Task requirements:
The result should be every line in the material below containing the string "JSON".

Input records:
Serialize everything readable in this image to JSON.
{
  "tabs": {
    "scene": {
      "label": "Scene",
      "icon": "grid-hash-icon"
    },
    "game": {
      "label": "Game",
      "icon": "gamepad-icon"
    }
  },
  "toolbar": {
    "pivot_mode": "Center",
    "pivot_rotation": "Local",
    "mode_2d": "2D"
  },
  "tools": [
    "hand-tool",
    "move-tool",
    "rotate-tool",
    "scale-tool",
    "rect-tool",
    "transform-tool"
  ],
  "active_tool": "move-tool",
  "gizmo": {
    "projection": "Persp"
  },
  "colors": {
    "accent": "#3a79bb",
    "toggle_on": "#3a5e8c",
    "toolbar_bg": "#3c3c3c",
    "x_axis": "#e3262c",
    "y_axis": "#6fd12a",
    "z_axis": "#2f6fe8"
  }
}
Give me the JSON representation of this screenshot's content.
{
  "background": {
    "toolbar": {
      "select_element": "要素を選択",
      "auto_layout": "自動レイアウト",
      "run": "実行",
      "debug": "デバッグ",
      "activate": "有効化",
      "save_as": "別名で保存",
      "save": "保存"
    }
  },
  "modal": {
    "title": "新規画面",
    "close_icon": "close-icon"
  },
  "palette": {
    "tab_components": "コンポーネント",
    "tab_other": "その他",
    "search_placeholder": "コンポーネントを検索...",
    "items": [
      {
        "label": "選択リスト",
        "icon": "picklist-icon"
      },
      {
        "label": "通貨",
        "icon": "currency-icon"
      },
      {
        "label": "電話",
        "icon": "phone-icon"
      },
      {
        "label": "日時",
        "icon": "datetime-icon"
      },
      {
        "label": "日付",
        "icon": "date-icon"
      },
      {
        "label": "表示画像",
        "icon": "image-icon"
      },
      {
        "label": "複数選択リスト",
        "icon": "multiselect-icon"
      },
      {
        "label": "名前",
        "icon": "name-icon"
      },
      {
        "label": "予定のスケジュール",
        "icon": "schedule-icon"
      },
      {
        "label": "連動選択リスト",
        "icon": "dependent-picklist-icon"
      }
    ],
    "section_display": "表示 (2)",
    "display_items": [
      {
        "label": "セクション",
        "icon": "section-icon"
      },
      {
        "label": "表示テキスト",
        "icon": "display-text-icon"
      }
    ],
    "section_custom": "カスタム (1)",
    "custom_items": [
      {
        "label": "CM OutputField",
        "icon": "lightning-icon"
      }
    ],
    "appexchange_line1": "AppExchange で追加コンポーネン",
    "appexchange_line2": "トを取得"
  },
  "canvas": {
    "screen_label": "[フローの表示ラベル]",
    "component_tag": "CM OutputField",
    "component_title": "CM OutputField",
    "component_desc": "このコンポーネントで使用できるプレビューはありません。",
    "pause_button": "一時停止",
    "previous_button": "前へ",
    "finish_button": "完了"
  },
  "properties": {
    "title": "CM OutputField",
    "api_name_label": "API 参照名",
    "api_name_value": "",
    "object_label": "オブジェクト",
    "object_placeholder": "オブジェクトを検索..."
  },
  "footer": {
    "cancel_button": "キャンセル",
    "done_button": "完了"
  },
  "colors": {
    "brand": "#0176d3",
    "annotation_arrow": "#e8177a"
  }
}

Task answer:
Serialize everything readable in this image to JSON.
Give me the JSON representation of this screenshot's content.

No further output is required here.